“It’s very quiet. I’ll say that,” he said. “Just the sweet presence of people gathering is such a blessing. It would be more difficult if we didn’t have any way of reaching out to them, so at least we have some way of staying connected.”
Swanger said he feels for families who lose loved ones, considering funeral services are either being postponed or compressed to family members who won’t exceed the recommended group threshold — 50 as directed by N.C. Gov. Roy Cooper, or 10 as recommended by the Center for Disease Control.
“They have no church family to love on them,” Swanger said of those who lose loved ones. “I know when my dad died, people connecting with me made it a whole lot more bearable. Now we just can’t do that. We’re still using lots of text and Facebook messages, but it isn’t the same.”
While Calvary Road has long had an online and Facebook presence, Swanger said he hadn’t used Facebook until two weeks ago.
“Never in my lifetime have I ever witnessed a shutdown of the church,” he said. “We are used to getting together and praying, yet, so much encouraging texts and posts being put up. People are encouraging one another. That will get us through. They can’t stop prayer. That’s the key. Just keep praying. There’s never been a storm that kept on going.”
Calling on creativity
At Long’s Chapel United Methodist Church, the Rev. Chris Westmoreland said the governor’s latest announcement that schools will not resume until mid-May at the earliest will likely mean the same thing for church gatherings.
Church leaders are already looking for alternate ways to handle Easter worship, which will be April 12.
While churches are technically exempt from the governor’s order, Westmoreland said, many congregations include an elderly population that’s among the more vulnerable groups.
“We’re trying to be respectful of CDC,” he said. “We’ve got to do our part.
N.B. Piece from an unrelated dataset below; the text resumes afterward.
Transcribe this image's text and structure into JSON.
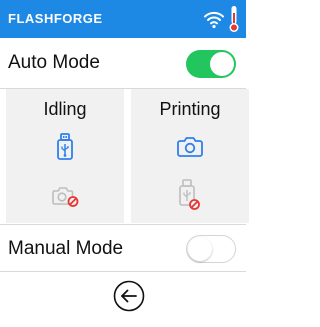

Want to provide ministry to our folks and are looking at creative ways of doing that.”
Like many churches, Westmoreland said the Long’s staff is calling every member of the congregation to ask whether they have specific needs where the church can help.
Throughout history, people have been asked to do their part in a time of national crisis, he reflected, chuckling that this time the ask can be viewed as ‘sitting on the couch and watching TV.’
“Surely we can do more than that,” he said, speaking of the ways Long’s Chapel and the community have typically rallied to advance the greater good locally. He mentioned an article he read about a Chicago pastor who observed the church had changed more in the past 10 days than the past 10 years.
He related the societal disruption of the coronavirus threat to what happened in the nation after 9/11, when people pulled together in many different ways. He predicts the result will be much stronger churches.
“It’s an interesting time in our culture. A lot of people are on autopilot and going through life unconsciously,” he said. “With this, the rhythms are getting broken, and people are asking me one of two questions: Is this the end of the world? Or, where can I find God? I hate that it takes a crisis to help us become more spiritually aware.”
Westmoreland said that the one thing that will cause a church to thrive is persecution.
“This time the church isn’t persecuted by people, but by a virus,” he said. “I’m expecting to see revival.”